Oh, this is a great and rewarding trend in these digital days. Even though reviewers get the PDF versions, I must say the Booklet is a tremendous resource for further appreciation under one roof. Here we have articles and reviews on the film from luminaries such as François Truffaut and André Bazin and two pieces from Welles, an exhaustive interview and a curious piece decrying the larger cinema screens being rolled out to combat TV. There's a timeline charting the movie's changing fates and a discussion about the two aspect ratios conundrum. And it's lavishly illustrated including a shot of Welles at the time sans Quinlan make up. There's also a retrospective taken from a 1971 issue of Film Comment by Terry Comito. It's a terrific addition to the Masters Of Cinema canon.
Considering the importance and significance of Welles' memo upon which the restoration was based, it seems a little odd it's not included in the Extra Features as it was on the NTSC DVD of the release. Could this be because Rick Schmidlin is planning a book about the restoration using the memo as a spine? I'm not unduly upset at this as I will probably buy the book too...

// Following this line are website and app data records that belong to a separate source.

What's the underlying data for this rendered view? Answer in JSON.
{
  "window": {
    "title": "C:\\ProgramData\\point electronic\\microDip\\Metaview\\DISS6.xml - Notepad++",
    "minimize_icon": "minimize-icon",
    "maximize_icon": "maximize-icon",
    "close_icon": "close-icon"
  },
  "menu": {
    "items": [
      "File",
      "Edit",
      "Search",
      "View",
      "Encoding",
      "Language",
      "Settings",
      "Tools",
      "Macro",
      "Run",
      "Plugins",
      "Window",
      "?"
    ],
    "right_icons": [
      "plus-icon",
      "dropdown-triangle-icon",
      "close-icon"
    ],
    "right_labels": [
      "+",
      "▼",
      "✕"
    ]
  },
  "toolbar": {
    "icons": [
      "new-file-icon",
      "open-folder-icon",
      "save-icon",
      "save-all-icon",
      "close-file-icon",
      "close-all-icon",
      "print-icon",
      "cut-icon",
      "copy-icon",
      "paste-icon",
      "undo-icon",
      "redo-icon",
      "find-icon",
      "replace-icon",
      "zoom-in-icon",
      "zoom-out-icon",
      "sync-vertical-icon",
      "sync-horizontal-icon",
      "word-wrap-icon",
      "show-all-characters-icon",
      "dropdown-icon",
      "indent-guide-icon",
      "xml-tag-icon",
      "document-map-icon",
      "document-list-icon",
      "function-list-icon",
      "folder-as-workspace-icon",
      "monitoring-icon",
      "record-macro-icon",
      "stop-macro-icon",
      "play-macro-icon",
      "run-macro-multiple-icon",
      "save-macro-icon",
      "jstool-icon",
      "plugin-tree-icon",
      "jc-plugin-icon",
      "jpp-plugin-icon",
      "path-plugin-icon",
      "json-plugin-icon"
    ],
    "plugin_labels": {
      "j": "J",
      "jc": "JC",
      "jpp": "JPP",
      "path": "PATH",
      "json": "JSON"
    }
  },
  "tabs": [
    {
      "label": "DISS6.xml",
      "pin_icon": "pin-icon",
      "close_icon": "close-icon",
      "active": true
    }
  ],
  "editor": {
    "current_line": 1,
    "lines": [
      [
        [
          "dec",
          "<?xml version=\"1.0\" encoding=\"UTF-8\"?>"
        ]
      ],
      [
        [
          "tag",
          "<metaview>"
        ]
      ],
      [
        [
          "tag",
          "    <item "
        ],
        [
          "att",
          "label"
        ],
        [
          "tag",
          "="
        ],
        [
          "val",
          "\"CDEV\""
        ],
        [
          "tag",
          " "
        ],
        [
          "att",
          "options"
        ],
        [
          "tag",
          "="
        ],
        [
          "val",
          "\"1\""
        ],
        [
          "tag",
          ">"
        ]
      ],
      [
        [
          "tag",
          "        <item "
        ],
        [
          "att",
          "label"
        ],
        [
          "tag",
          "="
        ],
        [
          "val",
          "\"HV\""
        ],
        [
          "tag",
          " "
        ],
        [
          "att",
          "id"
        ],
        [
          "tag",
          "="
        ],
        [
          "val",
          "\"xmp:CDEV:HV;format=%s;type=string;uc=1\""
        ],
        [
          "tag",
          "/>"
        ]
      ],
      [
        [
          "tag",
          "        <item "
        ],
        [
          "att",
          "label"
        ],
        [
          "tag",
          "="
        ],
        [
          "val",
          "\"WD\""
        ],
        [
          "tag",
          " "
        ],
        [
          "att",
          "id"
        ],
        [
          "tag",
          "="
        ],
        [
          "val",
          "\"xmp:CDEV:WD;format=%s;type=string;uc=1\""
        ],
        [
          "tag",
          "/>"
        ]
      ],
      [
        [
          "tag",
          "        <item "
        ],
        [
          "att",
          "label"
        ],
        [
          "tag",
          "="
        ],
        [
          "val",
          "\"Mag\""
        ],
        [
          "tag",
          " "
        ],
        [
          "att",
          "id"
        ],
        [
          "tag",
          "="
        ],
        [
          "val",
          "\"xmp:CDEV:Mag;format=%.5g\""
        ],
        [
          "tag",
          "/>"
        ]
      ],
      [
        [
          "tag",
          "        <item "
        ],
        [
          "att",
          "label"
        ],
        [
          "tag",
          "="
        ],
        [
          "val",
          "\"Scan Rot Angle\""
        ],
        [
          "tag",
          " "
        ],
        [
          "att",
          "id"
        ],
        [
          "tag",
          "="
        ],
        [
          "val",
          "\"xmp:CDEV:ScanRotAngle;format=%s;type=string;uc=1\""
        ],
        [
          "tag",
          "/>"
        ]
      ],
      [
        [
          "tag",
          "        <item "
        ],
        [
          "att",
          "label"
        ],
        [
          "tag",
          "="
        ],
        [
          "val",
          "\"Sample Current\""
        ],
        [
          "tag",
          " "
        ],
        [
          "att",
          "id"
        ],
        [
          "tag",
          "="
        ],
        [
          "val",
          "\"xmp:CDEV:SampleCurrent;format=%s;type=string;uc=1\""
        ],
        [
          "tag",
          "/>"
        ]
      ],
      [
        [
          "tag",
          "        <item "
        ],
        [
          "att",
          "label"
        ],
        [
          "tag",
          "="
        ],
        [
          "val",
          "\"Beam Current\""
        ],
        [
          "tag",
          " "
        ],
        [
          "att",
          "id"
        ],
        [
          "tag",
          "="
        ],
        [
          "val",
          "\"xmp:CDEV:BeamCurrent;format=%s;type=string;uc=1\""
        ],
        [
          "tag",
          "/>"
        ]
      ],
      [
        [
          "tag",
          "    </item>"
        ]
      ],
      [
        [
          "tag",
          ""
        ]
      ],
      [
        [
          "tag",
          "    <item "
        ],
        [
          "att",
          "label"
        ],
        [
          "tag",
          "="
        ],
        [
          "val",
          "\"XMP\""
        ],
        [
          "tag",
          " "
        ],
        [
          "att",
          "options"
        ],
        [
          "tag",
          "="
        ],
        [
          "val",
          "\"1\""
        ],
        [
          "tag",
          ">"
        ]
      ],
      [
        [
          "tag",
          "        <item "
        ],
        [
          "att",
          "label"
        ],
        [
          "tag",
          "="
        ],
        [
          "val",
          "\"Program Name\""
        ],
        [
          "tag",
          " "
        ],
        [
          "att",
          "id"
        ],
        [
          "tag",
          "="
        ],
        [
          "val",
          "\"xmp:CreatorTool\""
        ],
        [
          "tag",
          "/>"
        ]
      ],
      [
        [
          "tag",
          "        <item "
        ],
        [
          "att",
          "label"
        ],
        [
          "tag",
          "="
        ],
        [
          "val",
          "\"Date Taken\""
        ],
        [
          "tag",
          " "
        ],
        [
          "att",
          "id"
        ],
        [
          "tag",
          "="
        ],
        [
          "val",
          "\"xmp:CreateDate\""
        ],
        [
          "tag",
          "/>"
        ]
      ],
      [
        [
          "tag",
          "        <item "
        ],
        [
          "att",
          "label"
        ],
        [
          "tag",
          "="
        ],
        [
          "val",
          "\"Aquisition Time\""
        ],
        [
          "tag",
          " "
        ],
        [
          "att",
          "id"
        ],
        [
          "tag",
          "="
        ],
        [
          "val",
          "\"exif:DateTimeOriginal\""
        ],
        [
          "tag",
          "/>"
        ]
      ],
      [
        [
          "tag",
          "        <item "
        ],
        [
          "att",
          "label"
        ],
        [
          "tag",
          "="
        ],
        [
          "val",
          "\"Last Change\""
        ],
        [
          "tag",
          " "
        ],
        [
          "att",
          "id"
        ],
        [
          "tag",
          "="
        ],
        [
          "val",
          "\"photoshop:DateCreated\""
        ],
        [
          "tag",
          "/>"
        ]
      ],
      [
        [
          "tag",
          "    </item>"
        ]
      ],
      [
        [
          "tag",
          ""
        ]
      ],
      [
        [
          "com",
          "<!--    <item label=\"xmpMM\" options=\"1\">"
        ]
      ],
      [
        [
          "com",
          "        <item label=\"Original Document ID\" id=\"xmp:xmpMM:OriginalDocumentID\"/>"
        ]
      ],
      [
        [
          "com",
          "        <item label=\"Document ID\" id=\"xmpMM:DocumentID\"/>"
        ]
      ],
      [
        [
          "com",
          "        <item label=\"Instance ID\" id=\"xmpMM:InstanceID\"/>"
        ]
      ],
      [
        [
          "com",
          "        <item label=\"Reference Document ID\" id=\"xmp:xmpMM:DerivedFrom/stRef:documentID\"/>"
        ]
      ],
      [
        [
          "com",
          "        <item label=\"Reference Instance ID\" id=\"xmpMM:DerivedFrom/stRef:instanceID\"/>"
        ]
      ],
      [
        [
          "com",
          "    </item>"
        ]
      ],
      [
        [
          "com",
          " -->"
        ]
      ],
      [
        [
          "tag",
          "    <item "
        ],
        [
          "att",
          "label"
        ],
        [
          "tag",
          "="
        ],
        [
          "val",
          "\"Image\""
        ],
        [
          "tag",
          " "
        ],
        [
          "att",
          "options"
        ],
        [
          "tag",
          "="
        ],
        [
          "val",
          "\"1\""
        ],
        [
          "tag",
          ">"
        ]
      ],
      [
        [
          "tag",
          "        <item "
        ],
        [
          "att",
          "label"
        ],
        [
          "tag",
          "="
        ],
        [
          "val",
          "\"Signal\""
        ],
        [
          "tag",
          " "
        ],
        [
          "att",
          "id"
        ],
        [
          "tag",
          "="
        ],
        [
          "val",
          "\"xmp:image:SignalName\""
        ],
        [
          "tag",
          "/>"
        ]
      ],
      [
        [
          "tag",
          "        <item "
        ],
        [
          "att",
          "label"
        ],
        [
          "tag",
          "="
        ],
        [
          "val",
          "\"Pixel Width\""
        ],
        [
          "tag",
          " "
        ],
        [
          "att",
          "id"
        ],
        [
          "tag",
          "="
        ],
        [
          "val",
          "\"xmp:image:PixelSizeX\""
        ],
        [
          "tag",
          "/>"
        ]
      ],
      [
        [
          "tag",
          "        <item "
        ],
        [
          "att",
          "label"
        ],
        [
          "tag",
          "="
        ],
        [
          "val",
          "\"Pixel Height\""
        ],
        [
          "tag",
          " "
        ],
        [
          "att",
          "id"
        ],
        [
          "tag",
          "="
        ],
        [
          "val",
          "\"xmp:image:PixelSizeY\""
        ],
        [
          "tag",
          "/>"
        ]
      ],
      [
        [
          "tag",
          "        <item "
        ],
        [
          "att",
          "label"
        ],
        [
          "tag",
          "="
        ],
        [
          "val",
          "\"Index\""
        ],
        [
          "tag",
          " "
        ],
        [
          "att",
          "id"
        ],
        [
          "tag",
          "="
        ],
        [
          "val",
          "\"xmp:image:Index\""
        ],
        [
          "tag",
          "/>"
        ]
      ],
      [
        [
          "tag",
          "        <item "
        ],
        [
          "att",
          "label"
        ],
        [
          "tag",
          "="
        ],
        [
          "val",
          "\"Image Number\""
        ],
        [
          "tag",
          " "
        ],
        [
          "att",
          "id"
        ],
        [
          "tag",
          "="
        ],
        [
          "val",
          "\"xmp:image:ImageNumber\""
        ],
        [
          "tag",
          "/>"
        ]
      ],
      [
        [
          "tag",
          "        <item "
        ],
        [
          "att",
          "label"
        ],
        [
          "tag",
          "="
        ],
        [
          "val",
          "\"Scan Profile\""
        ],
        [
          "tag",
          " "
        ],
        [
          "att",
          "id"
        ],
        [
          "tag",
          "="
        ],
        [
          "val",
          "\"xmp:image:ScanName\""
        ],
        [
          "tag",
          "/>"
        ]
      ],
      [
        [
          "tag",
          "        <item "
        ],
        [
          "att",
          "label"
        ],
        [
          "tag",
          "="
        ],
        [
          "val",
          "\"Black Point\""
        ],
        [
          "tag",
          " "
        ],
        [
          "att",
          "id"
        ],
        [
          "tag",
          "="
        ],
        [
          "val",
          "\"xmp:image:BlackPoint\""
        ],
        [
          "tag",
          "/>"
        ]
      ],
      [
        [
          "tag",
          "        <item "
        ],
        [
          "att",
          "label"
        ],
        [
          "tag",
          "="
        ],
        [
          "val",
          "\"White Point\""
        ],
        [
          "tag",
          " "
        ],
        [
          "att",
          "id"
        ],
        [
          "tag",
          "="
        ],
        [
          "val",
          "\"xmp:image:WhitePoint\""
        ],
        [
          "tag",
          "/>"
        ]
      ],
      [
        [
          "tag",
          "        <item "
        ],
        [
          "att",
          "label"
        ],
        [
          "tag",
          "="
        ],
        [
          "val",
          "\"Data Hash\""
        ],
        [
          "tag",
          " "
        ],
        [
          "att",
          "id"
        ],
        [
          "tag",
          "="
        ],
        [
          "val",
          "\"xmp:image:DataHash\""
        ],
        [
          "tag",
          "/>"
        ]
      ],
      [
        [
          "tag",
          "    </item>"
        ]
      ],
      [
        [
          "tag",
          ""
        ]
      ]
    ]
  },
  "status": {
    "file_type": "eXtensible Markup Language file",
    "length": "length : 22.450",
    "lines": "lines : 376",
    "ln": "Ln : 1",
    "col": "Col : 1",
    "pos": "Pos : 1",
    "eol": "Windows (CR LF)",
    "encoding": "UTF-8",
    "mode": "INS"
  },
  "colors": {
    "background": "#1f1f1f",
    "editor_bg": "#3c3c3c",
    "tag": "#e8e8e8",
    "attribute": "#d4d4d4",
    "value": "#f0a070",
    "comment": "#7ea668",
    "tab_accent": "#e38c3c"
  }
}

Welles' last Hollywood directorial gasp and a classic noir is a terrific movie on all manner of levels. It's part cop thriller, part character examination and all evidence of a rare talent behind and in front of the camera. Touch Of Evil is Welles firing on all creative cylinders. Now you can see in HD exactly why the discerning Dr. Wilson from House has a poster of Touch Of Evil up on his wall. Highly recommended.